The spring of 1863 brought about a season of change in the cavalry corps of the Army of the Potomac. On St. Patrick’s Day, Brig. Gen. William W. Averell’s division clashed with Brig. Gen. Fitzhugh Lee’s brigade on the south … Continue reading

Posted in Armies, Battlefields & Historic Places, Cavalry, Common Soldier, Leadership--Federal, Lincoln, Memory | Tagged , , , , , , , , | Leave a comment

General Orders Number 6: The Creation of the Army of the Potomac’s Cavalry Corps

The opening months of 1863 marked the beginning of a season of change for the Army of the Potomac.
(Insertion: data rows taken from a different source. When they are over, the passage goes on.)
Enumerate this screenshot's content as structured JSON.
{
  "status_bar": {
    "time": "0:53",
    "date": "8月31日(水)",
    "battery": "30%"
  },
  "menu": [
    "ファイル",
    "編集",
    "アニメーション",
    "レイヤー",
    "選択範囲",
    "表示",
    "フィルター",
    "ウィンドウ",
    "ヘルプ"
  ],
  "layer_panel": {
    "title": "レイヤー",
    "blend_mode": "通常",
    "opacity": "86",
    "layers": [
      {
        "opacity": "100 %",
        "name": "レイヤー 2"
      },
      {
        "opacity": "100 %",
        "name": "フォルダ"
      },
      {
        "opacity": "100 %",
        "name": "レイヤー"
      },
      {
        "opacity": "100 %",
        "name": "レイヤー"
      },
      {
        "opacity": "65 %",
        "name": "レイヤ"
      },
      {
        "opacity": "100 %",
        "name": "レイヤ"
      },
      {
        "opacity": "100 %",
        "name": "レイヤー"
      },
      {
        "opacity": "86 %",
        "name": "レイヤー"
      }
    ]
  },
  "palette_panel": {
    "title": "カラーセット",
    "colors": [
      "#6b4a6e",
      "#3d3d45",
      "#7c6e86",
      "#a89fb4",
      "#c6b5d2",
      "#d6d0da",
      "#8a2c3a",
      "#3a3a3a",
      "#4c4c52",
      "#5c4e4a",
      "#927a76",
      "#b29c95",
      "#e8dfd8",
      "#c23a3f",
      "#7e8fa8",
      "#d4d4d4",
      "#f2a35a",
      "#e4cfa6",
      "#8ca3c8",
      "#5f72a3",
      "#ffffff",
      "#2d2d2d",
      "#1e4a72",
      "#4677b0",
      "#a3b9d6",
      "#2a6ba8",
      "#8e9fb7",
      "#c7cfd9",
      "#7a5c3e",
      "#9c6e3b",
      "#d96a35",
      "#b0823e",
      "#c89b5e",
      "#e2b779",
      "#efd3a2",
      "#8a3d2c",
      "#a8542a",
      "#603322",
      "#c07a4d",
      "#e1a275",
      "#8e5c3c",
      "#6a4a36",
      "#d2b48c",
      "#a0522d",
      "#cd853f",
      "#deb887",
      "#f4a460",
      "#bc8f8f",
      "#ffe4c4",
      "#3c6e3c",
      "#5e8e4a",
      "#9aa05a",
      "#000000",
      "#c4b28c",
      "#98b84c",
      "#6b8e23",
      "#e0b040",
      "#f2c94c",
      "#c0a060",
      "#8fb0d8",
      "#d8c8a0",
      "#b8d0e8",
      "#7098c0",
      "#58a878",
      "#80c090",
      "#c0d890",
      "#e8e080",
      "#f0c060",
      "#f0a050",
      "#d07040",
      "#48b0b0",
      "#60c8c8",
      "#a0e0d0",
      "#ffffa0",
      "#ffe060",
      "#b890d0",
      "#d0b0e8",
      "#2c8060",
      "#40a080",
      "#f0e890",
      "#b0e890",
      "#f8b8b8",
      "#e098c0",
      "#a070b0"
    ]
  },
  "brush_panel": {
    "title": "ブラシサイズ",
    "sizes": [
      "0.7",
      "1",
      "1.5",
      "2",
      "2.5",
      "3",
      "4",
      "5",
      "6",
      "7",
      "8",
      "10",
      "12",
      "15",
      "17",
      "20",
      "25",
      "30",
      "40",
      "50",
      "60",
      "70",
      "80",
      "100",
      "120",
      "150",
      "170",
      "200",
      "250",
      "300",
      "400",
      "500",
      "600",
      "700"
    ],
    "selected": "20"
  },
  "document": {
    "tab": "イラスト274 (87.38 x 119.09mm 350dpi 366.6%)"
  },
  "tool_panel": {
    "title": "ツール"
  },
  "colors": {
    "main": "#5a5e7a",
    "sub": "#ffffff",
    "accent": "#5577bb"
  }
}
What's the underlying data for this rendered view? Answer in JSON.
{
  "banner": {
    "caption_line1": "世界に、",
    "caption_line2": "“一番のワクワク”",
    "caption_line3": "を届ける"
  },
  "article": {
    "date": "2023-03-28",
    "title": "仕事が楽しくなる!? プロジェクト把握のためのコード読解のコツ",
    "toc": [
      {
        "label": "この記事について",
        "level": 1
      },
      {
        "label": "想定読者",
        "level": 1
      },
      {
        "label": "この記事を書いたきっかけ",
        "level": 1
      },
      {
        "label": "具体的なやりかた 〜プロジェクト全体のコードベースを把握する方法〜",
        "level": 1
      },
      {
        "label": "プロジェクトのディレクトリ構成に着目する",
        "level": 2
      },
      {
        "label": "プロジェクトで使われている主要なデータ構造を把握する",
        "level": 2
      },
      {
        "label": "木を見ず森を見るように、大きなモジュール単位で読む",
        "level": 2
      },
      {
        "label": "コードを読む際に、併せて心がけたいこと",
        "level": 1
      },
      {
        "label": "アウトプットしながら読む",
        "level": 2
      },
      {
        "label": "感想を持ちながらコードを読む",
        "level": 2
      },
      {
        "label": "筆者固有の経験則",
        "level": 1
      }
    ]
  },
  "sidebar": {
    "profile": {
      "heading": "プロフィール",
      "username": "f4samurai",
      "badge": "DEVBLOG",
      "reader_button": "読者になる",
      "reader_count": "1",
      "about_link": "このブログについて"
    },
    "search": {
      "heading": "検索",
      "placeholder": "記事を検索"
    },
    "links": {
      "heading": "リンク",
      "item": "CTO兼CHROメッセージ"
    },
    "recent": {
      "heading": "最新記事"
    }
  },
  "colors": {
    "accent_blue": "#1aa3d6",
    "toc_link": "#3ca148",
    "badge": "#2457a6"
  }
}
Major General Ambrose Burnside, who had directed the disastrous Fredericksburg Campaign and subsequent “Mud March”, had been replaced by Maj. Gen. … Continue reading

Posted in Armies, Cavalry, Civil War Events, Common Soldier, Leadership--Federal | Tagged , | 1 Comment